The crossover from the end of the second quarter to the beginning of the third quarter was marred with grim data.
The Rt of DoH was approximately 1.05 +/- 0.03 on June 14, 2020. The current Rt of the Philippines as of June 28, 2020 places us at 1.14 (+/- 0.03)
In a spectacularly dizzying change of process in the reporting system (hopefully to a better one the following week), the total number of cases from June 28 to July 4, 2020 was 7,034 (approximately 1,004 cases per day). Total deaths for the week was 54 (approximately eight deaths daily). We had one day where the Health Agency reported only 294 cases (July 2, 2020). They were migrating to a new reporting system, and that means that the data drop is back on the same day as the reports (but coming in two to three hours later than the official 4 o’clock habit).
While the death rates remain low, the cases are on an upswing. This is not good. Case fatality rate is not a good reflection of mortality rate of the pandemic. Remember, as the number of cases of go up, the health system becomes overwhelmed. Overwhelming the health care system results in patients getting hospitalized or patients not getting hospitalized even if they need hospital care. The domino effect eventually affects health outcomes, of both patients and healthcare workers. No matter how you look at any disease, as the number of cases climb, the number of deaths due to a disease rise as well.
Case fatality rate in the Philippines as of July 4, 2020
Confirmed cases from Jan 21 to July 4, 2020.
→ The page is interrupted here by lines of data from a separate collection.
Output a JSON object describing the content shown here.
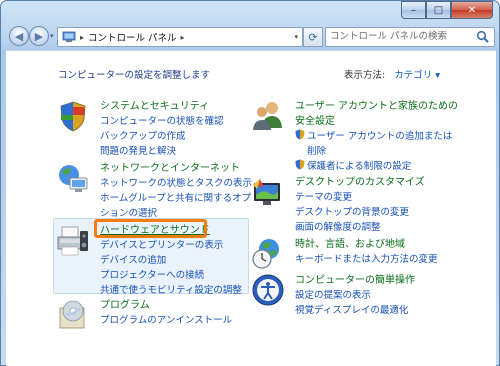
{
  "address": {
    "crumbs": [
      "コントロール パネル"
    ],
    "search_placeholder": "コントロール パネルの検索"
  },
  "header": {
    "heading": "コンピューターの設定を調整します",
    "viewby_label": "表示方法:",
    "viewby_value": "カテゴリ ▾"
  },
  "left": [
    {
      "title": "システムとセキュリティ",
      "links": [
        "コンピューターの状態を確認",
        "バックアップの作成",
        "問題の発見と解決"
      ]
    },
    {
      "title": "ネットワークとインターネット",
      "links": [
        "ネットワークの状態とタスクの表示",
        "ホームグループと共有に関するオプ",
        "ションの選択"
      ]
    },
    {
      "title": "ハードウェアとサウンド",
      "links": [
        "デバイスとプリンターの表示",
        "デバイスの追加",
        "プロジェクターへの接続",
        "共通で使うモビリティ設定の調整"
      ]
    },
    {
      "title": "プログラム",
      "links": [
        "プログラムのアンインストール"
      ]
    }
  ],
  "right": [
    {
      "title_lines": [
        "ユーザー アカウントと家族のための",
        "安全設定"
      ],
      "shield_links": [
        "ユーザー アカウントの追加または",
        "削除",
        "保護者による制限の設定"
      ]
    },
    {
      "title": "デスクトップのカスタマイズ",
      "links": [
        "テーマの変更",
        "デスクトップの背景の変更",
        "画面の解像度の調整"
      ]
    },
    {
      "title": "時計、言語、および地域",
      "links": [
        "キーボードまたは入力方法の変更"
      ]
    },
    {
      "title": "コンピューターの簡単操作",
      "links": [
        "設定の提案の表示",
        "視覚ディスプレイの最適化"
      ]
    }
  ],
  "colors": {
    "category_title": "#0a6e1a",
    "link": "#1751b9",
    "highlight": "#f47c14"
  }
}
Daily COVID-19 tests in the Philippines
- A total of 118,559 tests were done between June 26 to July 3, 2020 in 112,135 individuals. That’s around 16,937 tests a day. Nine thousand nine hundred fifty six patients tested positive, for a positivity rate of 8.9 percent on the average for the week. This translates also to at least 1,422 positive cases daily.
- Based on 41,830 points, 7.4 percent of cases (3,086) were less than 19 years old while 15.3 percent (6,398) were greater than 60 years old. More than 77 percent of patients belong to the 20-59 years old bracket.
- The fatality rate was 2.4 percent for those younger than 19 years old and 47.7 percent for those > 60 years old.
With a little more than 160,000 cases overnight, the total number of coronavirus cases globally approaches 11.4 million. Total number of deaths also declined overnight with a little more than 3,200 compared to the previous days tipping over the 5,000 mark.
The global case fatality rate is lower at 4.68 percent and recovery rate lower at 56.6 percent because of the increase in cases.
Data from WorldOMeters.
While many of the countries report fewer cases, some were enough to move the top 10 countries in the ranking. The highest number of cases came from the US, Brazil, and India. India is 500 cases shy of displacing Russia from the third position.
The US is set to break the three million mark in a day or two. The three top states in the US with the most number of cases are Florida (+11,458), Texas (+5,382), and California (+3,718).
The case fatality rate in the US is now at 4.51 percent with 2.935,770 cases as of this report.
Brazil stays in second spot with close to 1.6 million cases and continues to report the highest death cases in the world. Overnight they had 1,111 deaths. Their case fatality rate is at 4.08 percent.
The top 10 countries that had the highest new cases overnight were:
- USA – 45,182
- Brazil – 35,035
- India – 24,015
- South Africa – 10,853
- Mexico – 6,740
- Russia – 6,632
- Saudi Arabia – 4,128
- Colombia – 3,884
- Chile – 3,758
- Peru – 3,481
The Philippines moves up to 38th spot in the world in terms of number of total confirmed cases with 404 people infected per million population. With the large decline in number of cases in Singapore, they are now in 37th place and we overtake Portugal today. The Philippines is the fifth biggest contributor in the world to the cases today with 2,424 cases. We overtake Indonesia that reported only 1,607 cases.
Our doubling time is now shortened to 23 days based on a seven-day average daily growth rate of three percent.
At this rate, the UP prediction of 60,000 to 85,000 may be short. Perhaps 90,000 to 100,000? We will know in the next few days how this evolves.